(Saved entries)
__________

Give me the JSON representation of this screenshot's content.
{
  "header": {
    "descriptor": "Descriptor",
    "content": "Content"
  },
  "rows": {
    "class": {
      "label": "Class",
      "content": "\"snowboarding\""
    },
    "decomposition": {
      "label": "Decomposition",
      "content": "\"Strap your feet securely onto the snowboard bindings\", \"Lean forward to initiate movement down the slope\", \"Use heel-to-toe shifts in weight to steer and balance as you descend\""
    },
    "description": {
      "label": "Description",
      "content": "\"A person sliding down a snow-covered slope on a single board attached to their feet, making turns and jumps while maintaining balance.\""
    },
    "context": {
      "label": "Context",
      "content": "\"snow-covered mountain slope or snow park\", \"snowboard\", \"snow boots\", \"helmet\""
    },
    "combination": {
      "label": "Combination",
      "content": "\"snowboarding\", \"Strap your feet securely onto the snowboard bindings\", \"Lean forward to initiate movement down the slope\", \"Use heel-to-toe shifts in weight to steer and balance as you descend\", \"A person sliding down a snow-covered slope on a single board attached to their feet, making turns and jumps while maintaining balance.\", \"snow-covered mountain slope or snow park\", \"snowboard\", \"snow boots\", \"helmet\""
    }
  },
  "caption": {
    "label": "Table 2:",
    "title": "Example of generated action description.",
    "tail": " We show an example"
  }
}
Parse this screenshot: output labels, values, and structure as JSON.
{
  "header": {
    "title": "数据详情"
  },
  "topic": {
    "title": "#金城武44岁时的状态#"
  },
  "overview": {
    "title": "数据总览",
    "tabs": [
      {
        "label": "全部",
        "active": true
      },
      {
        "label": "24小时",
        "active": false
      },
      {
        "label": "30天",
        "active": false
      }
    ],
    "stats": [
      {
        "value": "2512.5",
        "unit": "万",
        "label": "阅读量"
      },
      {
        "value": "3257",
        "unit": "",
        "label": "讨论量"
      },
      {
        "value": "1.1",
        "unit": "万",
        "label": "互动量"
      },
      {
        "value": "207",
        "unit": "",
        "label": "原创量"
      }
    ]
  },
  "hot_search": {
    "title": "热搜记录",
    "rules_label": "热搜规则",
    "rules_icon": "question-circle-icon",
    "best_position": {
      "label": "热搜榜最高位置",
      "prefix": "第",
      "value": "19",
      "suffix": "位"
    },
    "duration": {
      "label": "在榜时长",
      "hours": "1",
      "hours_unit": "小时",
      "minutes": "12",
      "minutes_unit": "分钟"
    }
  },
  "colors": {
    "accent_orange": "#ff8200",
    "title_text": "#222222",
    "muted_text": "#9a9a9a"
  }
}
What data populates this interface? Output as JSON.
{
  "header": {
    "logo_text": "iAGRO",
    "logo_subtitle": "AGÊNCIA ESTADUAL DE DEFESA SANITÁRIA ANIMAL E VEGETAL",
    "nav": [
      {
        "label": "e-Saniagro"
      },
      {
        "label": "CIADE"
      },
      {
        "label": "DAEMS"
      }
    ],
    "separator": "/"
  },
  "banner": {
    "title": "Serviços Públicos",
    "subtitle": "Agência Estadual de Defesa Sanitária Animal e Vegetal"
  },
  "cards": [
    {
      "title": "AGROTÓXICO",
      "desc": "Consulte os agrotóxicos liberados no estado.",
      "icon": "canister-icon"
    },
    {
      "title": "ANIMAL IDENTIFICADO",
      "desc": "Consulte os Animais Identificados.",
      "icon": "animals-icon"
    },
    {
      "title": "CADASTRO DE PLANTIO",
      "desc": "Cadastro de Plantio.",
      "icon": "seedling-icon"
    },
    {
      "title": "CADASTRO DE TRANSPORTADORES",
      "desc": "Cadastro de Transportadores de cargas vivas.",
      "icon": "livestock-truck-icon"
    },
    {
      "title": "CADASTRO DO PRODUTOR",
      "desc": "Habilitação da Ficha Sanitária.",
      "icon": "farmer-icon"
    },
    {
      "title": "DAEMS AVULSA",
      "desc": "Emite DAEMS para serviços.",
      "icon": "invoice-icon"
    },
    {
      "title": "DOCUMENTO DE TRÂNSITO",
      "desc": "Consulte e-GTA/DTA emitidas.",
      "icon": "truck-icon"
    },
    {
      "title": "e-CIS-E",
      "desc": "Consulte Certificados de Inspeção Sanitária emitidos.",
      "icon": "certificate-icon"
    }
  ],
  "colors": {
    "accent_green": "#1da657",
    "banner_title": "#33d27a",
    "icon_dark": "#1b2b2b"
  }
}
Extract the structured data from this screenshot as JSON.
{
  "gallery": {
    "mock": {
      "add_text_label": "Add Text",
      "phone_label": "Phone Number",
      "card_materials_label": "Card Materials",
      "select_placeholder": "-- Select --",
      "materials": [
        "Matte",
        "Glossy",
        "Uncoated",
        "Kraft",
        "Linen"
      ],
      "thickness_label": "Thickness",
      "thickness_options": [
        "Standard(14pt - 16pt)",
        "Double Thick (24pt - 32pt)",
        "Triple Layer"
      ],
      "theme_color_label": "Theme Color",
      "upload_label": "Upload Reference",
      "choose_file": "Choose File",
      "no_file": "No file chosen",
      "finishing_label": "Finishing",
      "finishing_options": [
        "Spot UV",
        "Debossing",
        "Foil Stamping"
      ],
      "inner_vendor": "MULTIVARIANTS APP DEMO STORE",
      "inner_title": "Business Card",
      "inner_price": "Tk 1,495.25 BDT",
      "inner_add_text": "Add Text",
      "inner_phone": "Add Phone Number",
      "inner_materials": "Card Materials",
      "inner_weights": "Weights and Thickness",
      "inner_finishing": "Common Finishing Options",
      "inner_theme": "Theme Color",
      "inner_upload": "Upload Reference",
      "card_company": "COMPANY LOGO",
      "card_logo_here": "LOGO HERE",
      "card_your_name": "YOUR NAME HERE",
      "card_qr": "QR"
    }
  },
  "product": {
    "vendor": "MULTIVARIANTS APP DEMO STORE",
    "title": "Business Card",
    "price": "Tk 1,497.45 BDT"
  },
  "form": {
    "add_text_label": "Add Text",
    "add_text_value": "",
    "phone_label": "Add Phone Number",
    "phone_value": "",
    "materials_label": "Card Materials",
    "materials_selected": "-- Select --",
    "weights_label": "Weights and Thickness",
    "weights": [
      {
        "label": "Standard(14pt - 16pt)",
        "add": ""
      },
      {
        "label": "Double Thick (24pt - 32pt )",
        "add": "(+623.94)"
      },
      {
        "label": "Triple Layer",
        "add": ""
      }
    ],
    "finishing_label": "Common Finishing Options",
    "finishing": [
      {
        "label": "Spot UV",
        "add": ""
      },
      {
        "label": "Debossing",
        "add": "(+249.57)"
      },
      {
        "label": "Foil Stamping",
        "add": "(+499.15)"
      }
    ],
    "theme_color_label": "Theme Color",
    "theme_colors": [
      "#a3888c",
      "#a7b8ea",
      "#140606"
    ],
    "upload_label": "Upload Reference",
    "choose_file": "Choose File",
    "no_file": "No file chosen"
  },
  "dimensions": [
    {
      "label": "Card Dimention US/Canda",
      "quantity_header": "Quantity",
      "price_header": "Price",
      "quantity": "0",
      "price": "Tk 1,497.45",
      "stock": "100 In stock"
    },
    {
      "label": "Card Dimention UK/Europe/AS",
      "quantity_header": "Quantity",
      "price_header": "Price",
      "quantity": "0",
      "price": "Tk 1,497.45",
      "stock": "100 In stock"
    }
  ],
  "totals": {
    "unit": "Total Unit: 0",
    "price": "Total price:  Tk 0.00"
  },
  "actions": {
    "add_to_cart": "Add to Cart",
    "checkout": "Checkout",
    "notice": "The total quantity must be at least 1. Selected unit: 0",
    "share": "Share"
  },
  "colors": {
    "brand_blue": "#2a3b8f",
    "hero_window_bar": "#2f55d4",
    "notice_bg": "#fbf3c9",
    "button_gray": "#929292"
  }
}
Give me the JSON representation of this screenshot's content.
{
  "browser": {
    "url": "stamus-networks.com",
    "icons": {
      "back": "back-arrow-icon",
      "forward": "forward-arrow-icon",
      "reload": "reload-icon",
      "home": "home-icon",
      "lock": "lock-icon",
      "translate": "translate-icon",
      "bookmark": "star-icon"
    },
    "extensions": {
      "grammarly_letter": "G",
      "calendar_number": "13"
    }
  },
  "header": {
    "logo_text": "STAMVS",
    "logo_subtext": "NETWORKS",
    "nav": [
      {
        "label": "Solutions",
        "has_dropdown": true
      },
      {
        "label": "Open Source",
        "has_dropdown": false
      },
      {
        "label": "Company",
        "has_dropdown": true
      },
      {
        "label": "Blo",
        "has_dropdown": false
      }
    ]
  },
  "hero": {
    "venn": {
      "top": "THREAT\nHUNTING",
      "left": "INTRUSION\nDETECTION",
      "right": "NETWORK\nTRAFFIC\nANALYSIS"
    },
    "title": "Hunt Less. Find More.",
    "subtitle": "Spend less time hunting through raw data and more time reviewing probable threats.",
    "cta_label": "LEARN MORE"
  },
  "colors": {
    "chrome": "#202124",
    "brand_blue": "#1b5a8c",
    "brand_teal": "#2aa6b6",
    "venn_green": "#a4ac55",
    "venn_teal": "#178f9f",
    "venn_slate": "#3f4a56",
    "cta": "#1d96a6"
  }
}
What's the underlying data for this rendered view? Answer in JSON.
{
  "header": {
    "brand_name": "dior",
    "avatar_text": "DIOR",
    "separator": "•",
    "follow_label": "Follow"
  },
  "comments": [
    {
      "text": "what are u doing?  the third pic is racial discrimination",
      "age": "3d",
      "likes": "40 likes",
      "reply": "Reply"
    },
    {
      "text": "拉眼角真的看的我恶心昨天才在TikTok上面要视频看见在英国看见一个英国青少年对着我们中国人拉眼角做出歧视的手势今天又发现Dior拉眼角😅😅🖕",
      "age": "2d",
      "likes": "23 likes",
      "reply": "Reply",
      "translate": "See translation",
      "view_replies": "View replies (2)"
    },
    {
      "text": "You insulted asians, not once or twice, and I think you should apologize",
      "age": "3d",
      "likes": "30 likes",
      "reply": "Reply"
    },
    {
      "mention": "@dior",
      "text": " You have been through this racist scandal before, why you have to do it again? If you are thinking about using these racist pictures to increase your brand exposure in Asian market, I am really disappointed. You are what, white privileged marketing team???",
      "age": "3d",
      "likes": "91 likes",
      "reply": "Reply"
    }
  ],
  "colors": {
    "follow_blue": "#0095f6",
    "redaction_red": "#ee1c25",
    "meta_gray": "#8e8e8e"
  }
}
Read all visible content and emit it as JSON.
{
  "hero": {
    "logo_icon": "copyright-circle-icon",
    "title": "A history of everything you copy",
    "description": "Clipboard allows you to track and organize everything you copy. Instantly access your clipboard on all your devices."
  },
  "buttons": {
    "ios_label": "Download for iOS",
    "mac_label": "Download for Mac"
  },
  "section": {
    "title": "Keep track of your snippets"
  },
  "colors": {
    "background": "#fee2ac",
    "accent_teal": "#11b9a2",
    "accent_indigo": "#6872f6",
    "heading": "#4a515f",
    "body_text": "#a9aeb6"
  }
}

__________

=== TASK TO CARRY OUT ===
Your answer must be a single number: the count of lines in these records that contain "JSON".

=== EXPECTED ANSWER ===
7